» **Entries provided**
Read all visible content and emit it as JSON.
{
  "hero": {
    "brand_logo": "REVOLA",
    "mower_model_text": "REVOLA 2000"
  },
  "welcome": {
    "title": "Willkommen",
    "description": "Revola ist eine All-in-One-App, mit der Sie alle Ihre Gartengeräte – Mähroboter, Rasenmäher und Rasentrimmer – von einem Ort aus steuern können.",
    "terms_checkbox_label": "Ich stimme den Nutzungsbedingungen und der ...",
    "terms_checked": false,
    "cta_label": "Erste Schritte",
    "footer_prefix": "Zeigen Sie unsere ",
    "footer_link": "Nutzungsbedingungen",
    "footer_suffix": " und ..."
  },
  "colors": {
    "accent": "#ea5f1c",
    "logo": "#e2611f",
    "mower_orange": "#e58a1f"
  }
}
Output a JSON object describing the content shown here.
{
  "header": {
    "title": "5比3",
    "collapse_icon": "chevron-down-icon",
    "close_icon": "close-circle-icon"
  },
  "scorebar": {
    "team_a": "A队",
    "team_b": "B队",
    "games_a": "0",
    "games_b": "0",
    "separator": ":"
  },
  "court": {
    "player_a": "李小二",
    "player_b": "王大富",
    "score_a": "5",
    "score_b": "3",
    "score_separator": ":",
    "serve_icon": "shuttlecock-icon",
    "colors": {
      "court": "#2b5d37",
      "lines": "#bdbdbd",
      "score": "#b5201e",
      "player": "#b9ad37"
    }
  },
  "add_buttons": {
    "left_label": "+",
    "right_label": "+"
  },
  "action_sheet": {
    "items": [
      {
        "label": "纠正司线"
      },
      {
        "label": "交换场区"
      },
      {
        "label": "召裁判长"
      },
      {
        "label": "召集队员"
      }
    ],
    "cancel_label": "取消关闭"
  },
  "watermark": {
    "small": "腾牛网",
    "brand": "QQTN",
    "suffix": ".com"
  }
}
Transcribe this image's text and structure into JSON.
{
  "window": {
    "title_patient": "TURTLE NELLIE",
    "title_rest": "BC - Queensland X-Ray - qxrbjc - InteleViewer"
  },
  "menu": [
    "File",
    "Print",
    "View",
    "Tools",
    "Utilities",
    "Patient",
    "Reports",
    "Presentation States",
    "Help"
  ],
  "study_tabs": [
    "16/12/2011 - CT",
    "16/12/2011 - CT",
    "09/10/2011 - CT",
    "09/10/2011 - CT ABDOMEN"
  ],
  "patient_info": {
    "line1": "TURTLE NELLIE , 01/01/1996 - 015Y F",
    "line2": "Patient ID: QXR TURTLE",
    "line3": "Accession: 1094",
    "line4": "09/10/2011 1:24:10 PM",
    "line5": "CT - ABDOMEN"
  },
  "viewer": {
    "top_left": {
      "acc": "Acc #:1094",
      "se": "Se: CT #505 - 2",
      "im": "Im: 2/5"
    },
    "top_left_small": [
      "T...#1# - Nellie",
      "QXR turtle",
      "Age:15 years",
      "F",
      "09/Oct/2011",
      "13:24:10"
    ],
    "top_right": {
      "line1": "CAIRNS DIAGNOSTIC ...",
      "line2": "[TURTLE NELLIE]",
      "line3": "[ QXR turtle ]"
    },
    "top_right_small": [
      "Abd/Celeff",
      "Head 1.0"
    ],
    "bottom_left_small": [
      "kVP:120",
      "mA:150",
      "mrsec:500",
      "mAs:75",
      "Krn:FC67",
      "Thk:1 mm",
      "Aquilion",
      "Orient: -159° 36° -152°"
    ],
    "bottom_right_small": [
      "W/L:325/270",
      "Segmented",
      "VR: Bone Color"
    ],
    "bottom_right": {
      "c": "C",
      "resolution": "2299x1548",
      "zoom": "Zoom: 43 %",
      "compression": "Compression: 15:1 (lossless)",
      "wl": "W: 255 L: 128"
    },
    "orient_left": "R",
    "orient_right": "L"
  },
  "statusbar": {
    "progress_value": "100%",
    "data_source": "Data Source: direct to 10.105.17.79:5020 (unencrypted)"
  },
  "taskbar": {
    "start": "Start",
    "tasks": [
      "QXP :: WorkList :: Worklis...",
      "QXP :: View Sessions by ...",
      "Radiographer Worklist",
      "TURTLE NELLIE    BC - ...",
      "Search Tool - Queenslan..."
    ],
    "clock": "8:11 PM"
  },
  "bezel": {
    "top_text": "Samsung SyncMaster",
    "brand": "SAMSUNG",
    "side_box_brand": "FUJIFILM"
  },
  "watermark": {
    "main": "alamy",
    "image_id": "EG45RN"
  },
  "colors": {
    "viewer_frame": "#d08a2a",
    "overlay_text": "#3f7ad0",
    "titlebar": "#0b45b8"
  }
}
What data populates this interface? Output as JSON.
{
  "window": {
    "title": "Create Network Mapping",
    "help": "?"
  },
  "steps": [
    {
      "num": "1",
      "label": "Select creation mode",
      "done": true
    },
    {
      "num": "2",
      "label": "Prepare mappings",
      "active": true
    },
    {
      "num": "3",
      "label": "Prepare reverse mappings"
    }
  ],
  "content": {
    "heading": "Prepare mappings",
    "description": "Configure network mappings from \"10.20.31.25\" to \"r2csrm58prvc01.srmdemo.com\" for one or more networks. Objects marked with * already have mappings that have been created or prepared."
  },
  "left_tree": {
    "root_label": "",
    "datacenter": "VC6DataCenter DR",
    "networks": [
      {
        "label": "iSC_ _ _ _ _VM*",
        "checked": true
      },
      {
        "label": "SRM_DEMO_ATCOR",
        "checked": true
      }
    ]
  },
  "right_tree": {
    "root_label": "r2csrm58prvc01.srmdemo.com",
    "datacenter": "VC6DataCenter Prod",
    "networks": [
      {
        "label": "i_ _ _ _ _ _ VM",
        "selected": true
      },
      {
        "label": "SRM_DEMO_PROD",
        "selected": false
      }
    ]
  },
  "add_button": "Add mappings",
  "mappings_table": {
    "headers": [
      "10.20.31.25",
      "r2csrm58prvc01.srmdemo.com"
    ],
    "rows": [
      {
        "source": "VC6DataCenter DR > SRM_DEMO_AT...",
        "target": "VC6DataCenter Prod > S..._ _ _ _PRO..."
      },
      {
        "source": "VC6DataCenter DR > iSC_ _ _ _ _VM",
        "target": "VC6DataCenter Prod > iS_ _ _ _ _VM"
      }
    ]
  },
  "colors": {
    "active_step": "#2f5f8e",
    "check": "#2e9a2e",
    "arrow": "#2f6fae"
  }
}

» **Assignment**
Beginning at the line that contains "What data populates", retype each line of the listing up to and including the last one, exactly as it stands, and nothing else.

» **Your response**
What data populates this interface? Output as JSON.
{
  "window": {
    "title": "Create Network Mapping",
    "help": "?"
  },
  "steps": [
    {
      "num": "1",
      "label": "Select creation mode",
      "done": true
    },
    {
      "num": "2",
      "label": "Prepare mappings",
      "active": true
    },
    {
      "num": "3",
      "label": "Prepare reverse mappings"
    }
  ],
  "content": {
    "heading": "Prepare mappings",
    "description": "Configure network mappings from \"10.20.31.25\" to \"r2csrm58prvc01.srmdemo.com\" for one or more networks. Objects marked with * already have mappings that have been created or prepared."
  },
  "left_tree": {
    "root_label": "",
    "datacenter": "VC6DataCenter DR",
    "networks": [
      {
        "label": "iSC_ _ _ _ _VM*",
        "checked": true
      },
      {
        "label": "SRM_DEMO_ATCOR",
        "checked": true
      }
    ]
  },
  "right_tree": {
    "root_label": "r2csrm58prvc01.srmdemo.com",
    "datacenter": "VC6DataCenter Prod",
    "networks": [
      {
        "label": "i_ _ _ _ _ _ VM",
        "selected": true
      },
      {
        "label": "SRM_DEMO_PROD",
        "selected": false
      }
    ]
  },
  "add_button": "Add mappings",
  "mappings_table": {
    "headers": [
      "10.20.31.25",
      "r2csrm58prvc01.srmdemo.com"
    ],
    "rows": [
      {
        "source": "VC6DataCenter DR > SRM_DEMO_AT...",
        "target": "VC6DataCenter Prod > S..._ _ _ _PRO..."
      },
      {
        "source": "VC6DataCenter DR > iSC_ _ _ _ _VM",
        "target": "VC6DataCenter Prod > iS_ _ _ _ _VM"
      }
    ]
  },
  "colors": {
    "active_step": "#2f5f8e",
    "check": "#2e9a2e",
    "arrow": "#2f6fae"
  }
}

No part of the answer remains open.